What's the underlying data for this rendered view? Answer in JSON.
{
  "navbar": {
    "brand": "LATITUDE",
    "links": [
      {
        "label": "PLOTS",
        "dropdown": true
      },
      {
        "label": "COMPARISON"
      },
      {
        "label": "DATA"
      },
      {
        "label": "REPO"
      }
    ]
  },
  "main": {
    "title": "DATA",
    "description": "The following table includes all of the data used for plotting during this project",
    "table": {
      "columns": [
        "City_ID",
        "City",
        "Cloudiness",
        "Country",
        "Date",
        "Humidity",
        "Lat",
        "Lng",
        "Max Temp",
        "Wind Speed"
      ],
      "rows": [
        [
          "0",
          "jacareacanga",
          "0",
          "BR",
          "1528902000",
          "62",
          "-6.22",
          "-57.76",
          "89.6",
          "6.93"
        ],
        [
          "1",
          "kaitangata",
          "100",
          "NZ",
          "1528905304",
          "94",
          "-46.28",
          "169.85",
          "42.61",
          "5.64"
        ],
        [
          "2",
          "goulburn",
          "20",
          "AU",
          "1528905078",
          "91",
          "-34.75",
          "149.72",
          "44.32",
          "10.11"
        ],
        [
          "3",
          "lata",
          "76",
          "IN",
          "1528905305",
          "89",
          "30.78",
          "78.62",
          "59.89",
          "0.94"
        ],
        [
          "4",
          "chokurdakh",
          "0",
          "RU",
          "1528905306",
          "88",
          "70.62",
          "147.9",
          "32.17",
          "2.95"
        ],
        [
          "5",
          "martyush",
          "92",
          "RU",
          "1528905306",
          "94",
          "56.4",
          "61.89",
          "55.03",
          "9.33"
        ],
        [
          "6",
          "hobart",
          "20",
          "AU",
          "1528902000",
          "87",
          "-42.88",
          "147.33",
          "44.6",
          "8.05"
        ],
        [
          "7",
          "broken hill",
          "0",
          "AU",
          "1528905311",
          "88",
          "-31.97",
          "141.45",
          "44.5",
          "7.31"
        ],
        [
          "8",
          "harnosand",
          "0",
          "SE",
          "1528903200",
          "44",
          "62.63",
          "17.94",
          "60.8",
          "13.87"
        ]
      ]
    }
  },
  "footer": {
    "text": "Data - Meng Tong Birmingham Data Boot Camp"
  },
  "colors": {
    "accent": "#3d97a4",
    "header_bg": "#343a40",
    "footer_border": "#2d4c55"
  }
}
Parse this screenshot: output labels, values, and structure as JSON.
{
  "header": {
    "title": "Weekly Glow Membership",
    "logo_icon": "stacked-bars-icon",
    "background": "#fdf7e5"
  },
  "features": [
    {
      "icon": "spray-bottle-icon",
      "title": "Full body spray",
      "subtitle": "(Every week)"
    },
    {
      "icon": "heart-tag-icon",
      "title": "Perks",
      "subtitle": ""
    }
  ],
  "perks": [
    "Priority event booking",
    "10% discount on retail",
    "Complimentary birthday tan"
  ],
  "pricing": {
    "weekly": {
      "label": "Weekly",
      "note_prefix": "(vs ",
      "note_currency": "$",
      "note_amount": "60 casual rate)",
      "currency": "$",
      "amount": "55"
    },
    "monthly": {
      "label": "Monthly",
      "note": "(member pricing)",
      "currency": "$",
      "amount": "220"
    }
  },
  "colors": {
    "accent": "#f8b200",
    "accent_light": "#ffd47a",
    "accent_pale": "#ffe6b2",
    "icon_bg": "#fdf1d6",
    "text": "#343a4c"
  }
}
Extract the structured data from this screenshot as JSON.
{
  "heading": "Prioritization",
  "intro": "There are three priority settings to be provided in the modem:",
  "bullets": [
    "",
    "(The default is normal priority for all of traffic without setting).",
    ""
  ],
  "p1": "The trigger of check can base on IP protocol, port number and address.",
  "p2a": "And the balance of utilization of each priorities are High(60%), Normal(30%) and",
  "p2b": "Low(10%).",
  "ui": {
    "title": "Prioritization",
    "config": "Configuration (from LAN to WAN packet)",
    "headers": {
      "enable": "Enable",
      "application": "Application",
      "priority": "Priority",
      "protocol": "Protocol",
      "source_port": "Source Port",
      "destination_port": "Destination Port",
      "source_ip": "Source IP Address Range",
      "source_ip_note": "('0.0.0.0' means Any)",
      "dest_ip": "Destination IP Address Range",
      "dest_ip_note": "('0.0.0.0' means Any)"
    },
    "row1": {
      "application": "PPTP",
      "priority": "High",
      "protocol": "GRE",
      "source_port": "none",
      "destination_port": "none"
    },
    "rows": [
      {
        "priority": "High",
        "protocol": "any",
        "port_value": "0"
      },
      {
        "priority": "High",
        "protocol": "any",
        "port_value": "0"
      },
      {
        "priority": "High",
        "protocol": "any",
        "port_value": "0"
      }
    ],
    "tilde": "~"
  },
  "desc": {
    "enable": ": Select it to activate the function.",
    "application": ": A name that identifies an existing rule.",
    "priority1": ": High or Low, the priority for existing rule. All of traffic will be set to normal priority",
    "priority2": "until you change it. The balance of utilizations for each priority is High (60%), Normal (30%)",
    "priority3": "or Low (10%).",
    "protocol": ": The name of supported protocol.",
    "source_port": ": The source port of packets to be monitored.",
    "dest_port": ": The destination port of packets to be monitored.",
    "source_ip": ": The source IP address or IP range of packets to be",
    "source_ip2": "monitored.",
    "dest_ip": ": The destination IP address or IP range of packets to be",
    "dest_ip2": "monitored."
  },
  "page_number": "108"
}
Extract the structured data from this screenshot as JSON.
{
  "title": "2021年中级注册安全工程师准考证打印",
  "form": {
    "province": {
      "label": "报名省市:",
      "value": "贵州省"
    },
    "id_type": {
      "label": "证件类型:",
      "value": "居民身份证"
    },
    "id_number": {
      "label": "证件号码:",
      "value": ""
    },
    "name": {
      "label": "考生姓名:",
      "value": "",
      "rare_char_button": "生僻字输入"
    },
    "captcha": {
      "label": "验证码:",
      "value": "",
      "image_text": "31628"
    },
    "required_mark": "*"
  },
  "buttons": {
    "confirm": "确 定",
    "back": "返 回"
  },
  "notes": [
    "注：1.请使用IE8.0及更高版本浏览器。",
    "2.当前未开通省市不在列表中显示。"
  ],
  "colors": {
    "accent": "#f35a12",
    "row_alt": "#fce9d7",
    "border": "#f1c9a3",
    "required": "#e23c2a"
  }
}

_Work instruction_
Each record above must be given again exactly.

_Exercise output_
What's the underlying data for this rendered view? Answer in JSON.
{
  "navbar": {
    "brand": "LATITUDE",
    "links": [
      {
        "label": "PLOTS",
        "dropdown": true
      },
      {
        "label": "COMPARISON"
      },
      {
        "label": "DATA"
      },
      {
        "label": "REPO"
      }
    ]
  },
  "main": {
    "title": "DATA",
    "description": "The following table includes all of the data used for plotting during this project",
    "table": {
      "columns": [
        "City_ID",
        "City",
        "Cloudiness",
        "Country",
        "Date",
        "Humidity",
        "Lat",
        "Lng",
        "Max Temp",
        "Wind Speed"
      ],
      "rows": [
        [
          "0",
          "jacareacanga",
          "0",
          "BR",
          "1528902000",
          "62",
          "-6.22",
          "-57.76",
          "89.6",
          "6.93"
        ],
        [
          "1",
          "kaitangata",
          "100",
          "NZ",
          "1528905304",
          "94",
          "-46.28",
          "169.85",
          "42.61",
          "5.64"
        ],
        [
          "2",
          "goulburn",
          "20",
          "AU",
          "1528905078",
          "91",
          "-34.75",
          "149.72",
          "44.32",
          "10.11"
        ],
        [
          "3",
          "lata",
          "76",
          "IN",
          "1528905305",
          "89",
          "30.78",
          "78.62",
          "59.89",
          "0.94"
        ],
        [
          "4",
          "chokurdakh",
          "0",
          "RU",
          "1528905306",
          "88",
          "70.62",
          "147.9",
          "32.17",
          "2.95"
        ],
        [
          "5",
          "martyush",
          "92",
          "RU",
          "1528905306",
          "94",
          "56.4",
          "61.89",
          "55.03",
          "9.33"
        ],
        [
          "6",
          "hobart",
          "20",
          "AU",
          "1528902000",
          "87",
          "-42.88",
          "147.33",
          "44.6",
          "8.05"
        ],
        [
          "7",
          "broken hill",
          "0",
          "AU",
          "1528905311",
          "88",
          "-31.97",
          "141.45",
          "44.5",
          "7.31"
        ],
        [
          "8",
          "harnosand",
          "0",
          "SE",
          "1528903200",
          "44",
          "62.63",
          "17.94",
          "60.8",
          "13.87"
        ]
      ]
    }
  },
  "footer": {
    "text": "Data - Meng Tong Birmingham Data Boot Camp"
  },
  "colors": {
    "accent": "#3d97a4",
    "header_bg": "#343a40",
    "footer_border": "#2d4c55"
  }
}
Parse this screenshot: output labels, values, and structure as JSON.
{
  "header": {
    "title": "Weekly Glow Membership",
    "logo_icon": "stacked-bars-icon",
    "background": "#fdf7e5"
  },
  "features": [
    {
      "icon": "spray-bottle-icon",
      "title": "Full body spray",
      "subtitle": "(Every week)"
    },
    {
      "icon": "heart-tag-icon",
      "title": "Perks",
      "subtitle": ""
    }
  ],
  "perks": [
    "Priority event booking",
    "10% discount on retail",
    "Complimentary birthday tan"
  ],
  "pricing": {
    "weekly": {
      "label": "Weekly",
      "note_prefix": "(vs ",
      "note_currency": "$",
      "note_amount": "60 casual rate)",
      "currency": "$",
      "amount": "55"
    },
    "monthly": {
      "label": "Monthly",
      "note": "(member pricing)",
      "currency": "$",
      "amount": "220"
    }
  },
  "colors": {
    "accent": "#f8b200",
    "accent_light": "#ffd47a",
    "accent_pale": "#ffe6b2",
    "icon_bg": "#fdf1d6",
    "text": "#343a4c"
  }
}
Extract the structured data from this screenshot as JSON.
{
  "heading": "Prioritization",
  "intro": "There are three priority settings to be provided in the modem:",
  "bullets": [
    "",
    "(The default is normal priority for all of traffic without setting).",
    ""
  ],
  "p1": "The trigger of check can base on IP protocol, port number and address.",
  "p2a": "And the balance of utilization of each priorities are High(60%), Normal(30%) and",
  "p2b": "Low(10%).",
  "ui": {
    "title": "Prioritization",
    "config": "Configuration (from LAN to WAN packet)",
    "headers": {
      "enable": "Enable",
      "application": "Application",
      "priority": "Priority",
      "protocol": "Protocol",
      "source_port": "Source Port",
      "destination_port": "Destination Port",
      "source_ip": "Source IP Address Range",
      "source_ip_note": "('0.0.0.0' means Any)",
      "dest_ip": "Destination IP Address Range",
      "dest_ip_note": "('0.0.0.0' means Any)"
    },
    "row1": {
      "application": "PPTP",
      "priority": "High",
      "protocol": "GRE",
      "source_port": "none",
      "destination_port": "none"
    },
    "rows": [
      {
        "priority": "High",
        "protocol": "any",
        "port_value": "0"
      },
      {
        "priority": "High",
        "protocol": "any",
        "port_value": "0"
      },
      {
        "priority": "High",
        "protocol": "any",
        "port_value": "0"
      }
    ],
    "tilde": "~"
  },
  "desc": {
    "enable": ": Select it to activate the function.",
    "application": ": A name that identifies an existing rule.",
    "priority1": ": High or Low, the priority for existing rule. All of traffic will be set to normal priority",
    "priority2": "until you change it. The balance of utilizations for each priority is High (60%), Normal (30%)",
    "priority3": "or Low (10%).",
    "protocol": ": The name of supported protocol.",
    "source_port": ": The source port of packets to be monitored.",
    "dest_port": ": The destination port of packets to be monitored.",
    "source_ip": ": The source IP address or IP range of packets to be",
    "source_ip2": "monitored.",
    "dest_ip": ": The destination IP address or IP range of packets to be",
    "dest_ip2": "monitored."
  },
  "page_number": "108"
}
Extract the structured data from this screenshot as JSON.
{
  "title": "2021年中级注册安全工程师准考证打印",
  "form": {
    "province": {
      "label": "报名省市:",
      "value": "贵州省"
    },
    "id_type": {
      "label": "证件类型:",
      "value": "居民身份证"
    },
    "id_number": {
      "label": "证件号码:",
      "value": ""
    },
    "name": {
      "label": "考生姓名:",
      "value": "",
      "rare_char_button": "生僻字输入"
    },
    "captcha": {
      "label": "验证码:",
      "value": "",
      "image_text": "31628"
    },
    "required_mark": "*"
  },
  "buttons": {
    "confirm": "确 定",
    "back": "返 回"
  },
  "notes": [
    "注：1.请使用IE8.0及更高版本浏览器。",
    "2.当前未开通省市不在列表中显示。"
  ],
  "colors": {
    "accent": "#f35a12",
    "row_alt": "#fce9d7",
    "border": "#f1c9a3",
    "required": "#e23c2a"
  }
}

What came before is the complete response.